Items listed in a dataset
· · · · ·
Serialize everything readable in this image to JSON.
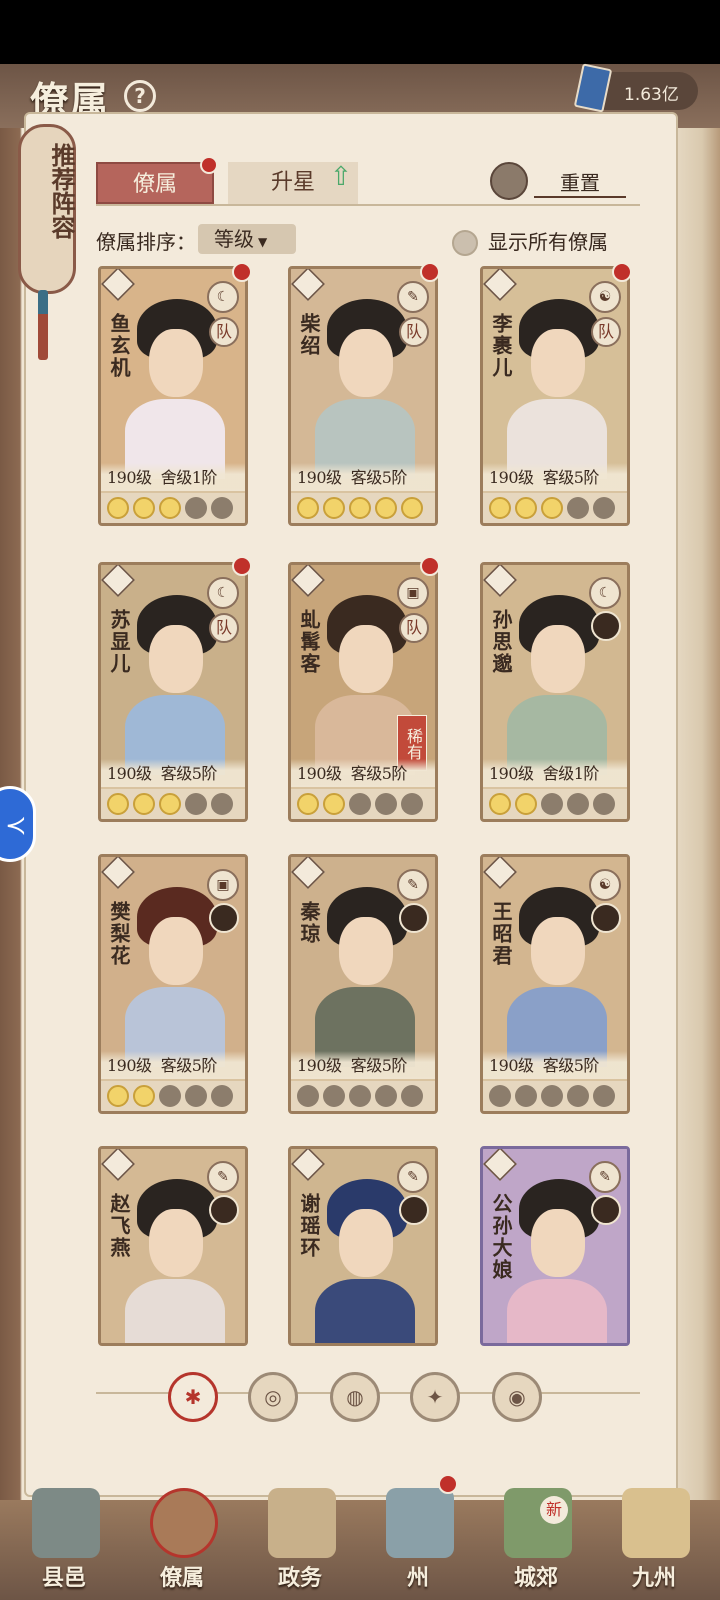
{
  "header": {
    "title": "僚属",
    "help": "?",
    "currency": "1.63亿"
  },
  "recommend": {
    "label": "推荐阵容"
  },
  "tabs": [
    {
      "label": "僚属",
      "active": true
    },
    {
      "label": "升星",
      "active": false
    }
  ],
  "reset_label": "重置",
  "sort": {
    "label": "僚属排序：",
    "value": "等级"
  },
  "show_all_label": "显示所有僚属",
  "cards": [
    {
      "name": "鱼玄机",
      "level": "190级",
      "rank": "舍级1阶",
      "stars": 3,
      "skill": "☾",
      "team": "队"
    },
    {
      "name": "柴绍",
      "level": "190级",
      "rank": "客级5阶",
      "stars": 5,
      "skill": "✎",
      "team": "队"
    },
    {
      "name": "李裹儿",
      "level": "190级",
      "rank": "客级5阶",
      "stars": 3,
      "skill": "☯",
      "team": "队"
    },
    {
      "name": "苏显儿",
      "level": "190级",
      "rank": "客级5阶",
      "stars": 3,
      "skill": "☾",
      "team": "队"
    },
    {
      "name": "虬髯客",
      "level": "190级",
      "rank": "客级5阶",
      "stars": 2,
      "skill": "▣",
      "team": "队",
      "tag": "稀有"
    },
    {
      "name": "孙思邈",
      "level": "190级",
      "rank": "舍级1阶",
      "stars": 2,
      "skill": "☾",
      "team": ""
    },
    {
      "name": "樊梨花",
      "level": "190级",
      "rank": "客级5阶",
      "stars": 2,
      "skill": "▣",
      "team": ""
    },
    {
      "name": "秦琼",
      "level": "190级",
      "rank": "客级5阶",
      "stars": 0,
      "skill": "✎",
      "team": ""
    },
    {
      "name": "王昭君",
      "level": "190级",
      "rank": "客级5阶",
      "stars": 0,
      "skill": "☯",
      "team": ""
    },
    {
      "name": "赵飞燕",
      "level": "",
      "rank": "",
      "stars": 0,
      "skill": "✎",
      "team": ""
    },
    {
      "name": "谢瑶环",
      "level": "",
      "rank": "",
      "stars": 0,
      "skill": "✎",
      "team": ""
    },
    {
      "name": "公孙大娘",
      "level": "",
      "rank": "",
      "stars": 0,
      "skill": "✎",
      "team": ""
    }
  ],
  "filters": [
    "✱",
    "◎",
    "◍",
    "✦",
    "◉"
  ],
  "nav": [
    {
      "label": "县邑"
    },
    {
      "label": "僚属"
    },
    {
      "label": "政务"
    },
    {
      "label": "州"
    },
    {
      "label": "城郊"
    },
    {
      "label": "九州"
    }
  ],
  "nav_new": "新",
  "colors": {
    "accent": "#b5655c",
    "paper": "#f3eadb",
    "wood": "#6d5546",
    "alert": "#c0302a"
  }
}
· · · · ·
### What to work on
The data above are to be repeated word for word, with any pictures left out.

### Response for this exercise
Serialize everything readable in this image to JSON.
{
  "header": {
    "title": "僚属",
    "help": "?",
    "currency": "1.63亿"
  },
  "recommend": {
    "label": "推荐阵容"
  },
  "tabs": [
    {
      "label": "僚属",
      "active": true
    },
    {
      "label": "升星",
      "active": false
    }
  ],
  "reset_label": "重置",
  "sort": {
    "label": "僚属排序：",
    "value": "等级"
  },
  "show_all_label": "显示所有僚属",
  "cards": [
    {
      "name": "鱼玄机",
      "level": "190级",
      "rank": "舍级1阶",
      "stars": 3,
      "skill": "☾",
      "team": "队"
    },
    {
      "name": "柴绍",
      "level": "190级",
      "rank": "客级5阶",
      "stars": 5,
      "skill": "✎",
      "team": "队"
    },
    {
      "name": "李裹儿",
      "level": "190级",
      "rank": "客级5阶",
      "stars": 3,
      "skill": "☯",
      "team": "队"
    },
    {
      "name": "苏显儿",
      "level": "190级",
      "rank": "客级5阶",
      "stars": 3,
      "skill": "☾",
      "team": "队"
    },
    {
      "name": "虬髯客",
      "level": "190级",
      "rank": "客级5阶",
      "stars": 2,
      "skill": "▣",
      "team": "队",
      "tag": "稀有"
    },
    {
      "name": "孙思邈",
      "level": "190级",
      "rank": "舍级1阶",
      "stars": 2,
      "skill": "☾",
      "team": ""
    },
    {
      "name": "樊梨花",
      "level": "190级",
      "rank": "客级5阶",
      "stars": 2,
      "skill": "▣",
      "team": ""
    },
    {
      "name": "秦琼",
      "level": "190级",
      "rank": "客级5阶",
      "stars": 0,
      "skill": "✎",
      "team": ""
    },
    {
      "name": "王昭君",
      "level": "190级",
      "rank": "客级5阶",
      "stars": 0,
      "skill": "☯",
      "team": ""
    },
    {
      "name": "赵飞燕",
      "level": "",
      "rank": "",
      "stars": 0,
      "skill": "✎",
      "team": ""
    },
    {
      "name": "谢瑶环",
      "level": "",
      "rank": "",
      "stars": 0,
      "skill": "✎",
      "team": ""
    },
    {
      "name": "公孙大娘",
      "level": "",
      "rank": "",
      "stars": 0,
      "skill": "✎",
      "team": ""
    }
  ],
  "filters": [
    "✱",
    "◎",
    "◍",
    "✦",
    "◉"
  ],
  "nav": [
    {
      "label": "县邑"
    },
    {
      "label": "僚属"
    },
    {
      "label": "政务"
    },
    {
      "label": "州"
    },
    {
      "label": "城郊"
    },
    {
      "label": "九州"
    }
  ],
  "nav_new": "新",
  "colors": {
    "accent": "#b5655c",
    "paper": "#f3eadb",
    "wood": "#6d5546",
    "alert": "#c0302a"
  }
}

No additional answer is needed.